[Data items]
━━━━

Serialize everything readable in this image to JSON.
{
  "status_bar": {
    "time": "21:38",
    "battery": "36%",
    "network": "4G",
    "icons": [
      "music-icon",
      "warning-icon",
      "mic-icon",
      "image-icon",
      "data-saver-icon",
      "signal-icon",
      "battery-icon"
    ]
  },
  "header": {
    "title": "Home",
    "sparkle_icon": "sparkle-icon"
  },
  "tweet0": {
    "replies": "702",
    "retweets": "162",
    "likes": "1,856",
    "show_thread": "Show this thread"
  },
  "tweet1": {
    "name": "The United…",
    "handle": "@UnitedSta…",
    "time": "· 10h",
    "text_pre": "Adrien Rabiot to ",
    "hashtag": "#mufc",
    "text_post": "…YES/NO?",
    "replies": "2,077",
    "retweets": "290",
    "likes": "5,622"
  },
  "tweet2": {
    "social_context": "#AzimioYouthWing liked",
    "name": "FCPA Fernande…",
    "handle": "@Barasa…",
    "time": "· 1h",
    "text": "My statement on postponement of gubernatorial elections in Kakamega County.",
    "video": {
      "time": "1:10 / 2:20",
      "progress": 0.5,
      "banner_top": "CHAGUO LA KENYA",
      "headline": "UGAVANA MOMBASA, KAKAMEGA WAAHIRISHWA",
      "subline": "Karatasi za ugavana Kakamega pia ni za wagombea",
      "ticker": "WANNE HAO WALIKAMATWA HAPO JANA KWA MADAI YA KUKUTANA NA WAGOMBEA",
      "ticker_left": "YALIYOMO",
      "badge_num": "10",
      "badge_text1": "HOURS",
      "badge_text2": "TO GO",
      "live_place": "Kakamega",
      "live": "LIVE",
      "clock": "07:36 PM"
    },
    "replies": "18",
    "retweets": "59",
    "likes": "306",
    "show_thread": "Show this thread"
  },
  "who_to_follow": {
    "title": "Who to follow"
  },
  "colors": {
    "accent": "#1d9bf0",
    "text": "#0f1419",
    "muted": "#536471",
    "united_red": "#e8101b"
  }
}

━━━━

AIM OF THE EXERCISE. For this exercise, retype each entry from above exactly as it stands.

ANSWER AREA.
Serialize everything readable in this image to JSON.
{
  "status_bar": {
    "time": "21:38",
    "battery": "36%",
    "network": "4G",
    "icons": [
      "music-icon",
      "warning-icon",
      "mic-icon",
      "image-icon",
      "data-saver-icon",
      "signal-icon",
      "battery-icon"
    ]
  },
  "header": {
    "title": "Home",
    "sparkle_icon": "sparkle-icon"
  },
  "tweet0": {
    "replies": "702",
    "retweets": "162",
    "likes": "1,856",
    "show_thread": "Show this thread"
  },
  "tweet1": {
    "name": "The United…",
    "handle": "@UnitedSta…",
    "time": "· 10h",
    "text_pre": "Adrien Rabiot to ",
    "hashtag": "#mufc",
    "text_post": "…YES/NO?",
    "replies": "2,077",
    "retweets": "290",
    "likes": "5,622"
  },
  "tweet2": {
    "social_context": "#AzimioYouthWing liked",
    "name": "FCPA Fernande…",
    "handle": "@Barasa…",
    "time": "· 1h",
    "text": "My statement on postponement of gubernatorial elections in Kakamega County.",
    "video": {
      "time": "1:10 / 2:20",
      "progress": 0.5,
      "banner_top": "CHAGUO LA KENYA",
      "headline": "UGAVANA MOMBASA, KAKAMEGA WAAHIRISHWA",
      "subline": "Karatasi za ugavana Kakamega pia ni za wagombea",
      "ticker": "WANNE HAO WALIKAMATWA HAPO JANA KWA MADAI YA KUKUTANA NA WAGOMBEA",
      "ticker_left": "YALIYOMO",
      "badge_num": "10",
      "badge_text1": "HOURS",
      "badge_text2": "TO GO",
      "live_place": "Kakamega",
      "live": "LIVE",
      "clock": "07:36 PM"
    },
    "replies": "18",
    "retweets": "59",
    "likes": "306",
    "show_thread": "Show this thread"
  },
  "who_to_follow": {
    "title": "Who to follow"
  },
  "colors": {
    "accent": "#1d9bf0",
    "text": "#0f1419",
    "muted": "#536471",
    "united_red": "#e8101b"
  }
}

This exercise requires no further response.